Meanwhile, in the second largest Kurdish city, Sulimaniyah, relatives of the former Iraqi president Jalal Talabani, who died last month, are immersed in their own feuds over control of Mr. Talabani’s party and the security force loyal to it.
Such divisions have already scuttled one attempt to stave off military conflict between Baghdad and the Kurds.
In the aftermath of the independence referendum, Mr. Talabani’s eldest son, Bafel, began unilateral negotiations with Mr. Abadi. (Qubad Talabani is Bafel’s brother.)
Bafel Talabani, a British-educated Kurdish security commander who holds neither elected office nor a formal political role, said he took the initiative to counter what he saw as a firm determination by Baghdad to clip Iraqi Kurdistan’s autonomy.
He proposed a plan that would have federal forces and troops from the American-led coalition against the Islamic State take over a large military base near the oil-rich town of Kirkuk, along with federal forces and Kurdish forces loyal to his father’s party.
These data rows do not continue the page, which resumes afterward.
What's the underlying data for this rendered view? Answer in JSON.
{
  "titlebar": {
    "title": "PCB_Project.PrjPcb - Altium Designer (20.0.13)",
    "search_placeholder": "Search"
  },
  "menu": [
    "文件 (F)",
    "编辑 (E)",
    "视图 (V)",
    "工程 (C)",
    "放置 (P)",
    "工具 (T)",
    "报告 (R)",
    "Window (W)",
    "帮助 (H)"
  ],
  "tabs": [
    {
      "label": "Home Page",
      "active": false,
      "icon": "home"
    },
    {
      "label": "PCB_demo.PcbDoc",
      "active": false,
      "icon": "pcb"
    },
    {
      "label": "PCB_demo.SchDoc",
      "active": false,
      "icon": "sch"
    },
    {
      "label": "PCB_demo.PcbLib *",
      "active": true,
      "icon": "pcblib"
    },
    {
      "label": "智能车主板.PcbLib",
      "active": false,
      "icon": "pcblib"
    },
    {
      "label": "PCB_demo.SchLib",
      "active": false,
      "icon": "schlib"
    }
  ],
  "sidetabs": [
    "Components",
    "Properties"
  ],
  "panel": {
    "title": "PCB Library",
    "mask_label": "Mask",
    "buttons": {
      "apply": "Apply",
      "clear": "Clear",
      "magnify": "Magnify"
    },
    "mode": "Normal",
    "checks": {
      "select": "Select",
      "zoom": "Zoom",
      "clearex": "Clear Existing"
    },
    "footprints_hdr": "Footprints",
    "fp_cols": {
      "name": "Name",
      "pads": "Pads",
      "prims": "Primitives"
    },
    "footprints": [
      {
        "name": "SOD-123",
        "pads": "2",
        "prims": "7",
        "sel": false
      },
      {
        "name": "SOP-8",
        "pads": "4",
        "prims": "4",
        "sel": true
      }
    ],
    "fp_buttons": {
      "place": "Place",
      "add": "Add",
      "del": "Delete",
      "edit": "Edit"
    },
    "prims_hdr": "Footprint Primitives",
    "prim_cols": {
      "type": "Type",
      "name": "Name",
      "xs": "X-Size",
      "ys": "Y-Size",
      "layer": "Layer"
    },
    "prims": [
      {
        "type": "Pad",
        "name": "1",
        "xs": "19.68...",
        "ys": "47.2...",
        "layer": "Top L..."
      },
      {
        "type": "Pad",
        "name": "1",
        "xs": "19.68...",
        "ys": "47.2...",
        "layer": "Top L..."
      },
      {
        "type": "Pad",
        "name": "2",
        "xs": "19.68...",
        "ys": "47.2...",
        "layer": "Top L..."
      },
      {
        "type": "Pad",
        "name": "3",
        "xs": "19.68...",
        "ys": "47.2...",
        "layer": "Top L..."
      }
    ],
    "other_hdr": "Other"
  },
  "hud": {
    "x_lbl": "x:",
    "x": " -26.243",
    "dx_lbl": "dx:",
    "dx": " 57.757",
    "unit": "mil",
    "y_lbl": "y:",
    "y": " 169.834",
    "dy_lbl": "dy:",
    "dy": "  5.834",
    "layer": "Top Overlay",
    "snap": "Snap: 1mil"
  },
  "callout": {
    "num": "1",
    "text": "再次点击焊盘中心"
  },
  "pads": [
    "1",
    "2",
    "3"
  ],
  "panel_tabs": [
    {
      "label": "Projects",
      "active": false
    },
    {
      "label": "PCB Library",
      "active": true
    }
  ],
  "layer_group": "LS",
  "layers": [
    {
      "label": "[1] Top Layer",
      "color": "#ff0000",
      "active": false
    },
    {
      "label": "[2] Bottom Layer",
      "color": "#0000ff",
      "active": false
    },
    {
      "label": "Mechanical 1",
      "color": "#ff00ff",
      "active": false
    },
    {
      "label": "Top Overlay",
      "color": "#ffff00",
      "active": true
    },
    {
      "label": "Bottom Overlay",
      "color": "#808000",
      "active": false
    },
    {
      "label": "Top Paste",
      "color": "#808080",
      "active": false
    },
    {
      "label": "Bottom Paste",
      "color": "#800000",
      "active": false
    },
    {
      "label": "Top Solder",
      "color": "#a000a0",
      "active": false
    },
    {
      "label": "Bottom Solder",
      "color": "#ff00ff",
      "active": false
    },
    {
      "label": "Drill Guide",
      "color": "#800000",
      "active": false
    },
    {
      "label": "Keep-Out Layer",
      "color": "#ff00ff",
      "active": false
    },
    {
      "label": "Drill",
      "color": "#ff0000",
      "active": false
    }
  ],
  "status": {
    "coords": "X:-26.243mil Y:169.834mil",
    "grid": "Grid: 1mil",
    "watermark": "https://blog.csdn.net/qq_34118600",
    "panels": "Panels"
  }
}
The Kurds had controlled the base since 2014, when Iraq’s army retreated during the Islamic State onslaught.
Bafel Talabani said the base deal would have given Mr. Abadi a political win amid the nationalist fervor in Baghdad, as well as allow Kurds to keep a toehold in what to many leaders is an essential piece to their independence plans. Kirkuk is coveted by both Baghdad and the Kurds because of its strategic oil reserves.
“It was a true compromise that would have saved lives,” Mr. Talabani said in a recent interview.
An aide to Mr. Abadi, and two Western diplomats, confirmed that such a deal had been proposed. Mr. Abadi gave Mr. Talabani until Oct. 16 to get a green light from the Kurdish leadership to implement the plan, or he would launch the operation to seize the area from Kurdish control.
Mr. Talabani said he could not build consensus among his father’s political party and the region’s ruling party, controlled by the Barzani family.
With the deadline past, Mr. Abadi instead ordered the federal forces to push into Kirkuk, and then farther north toward the Turkish border.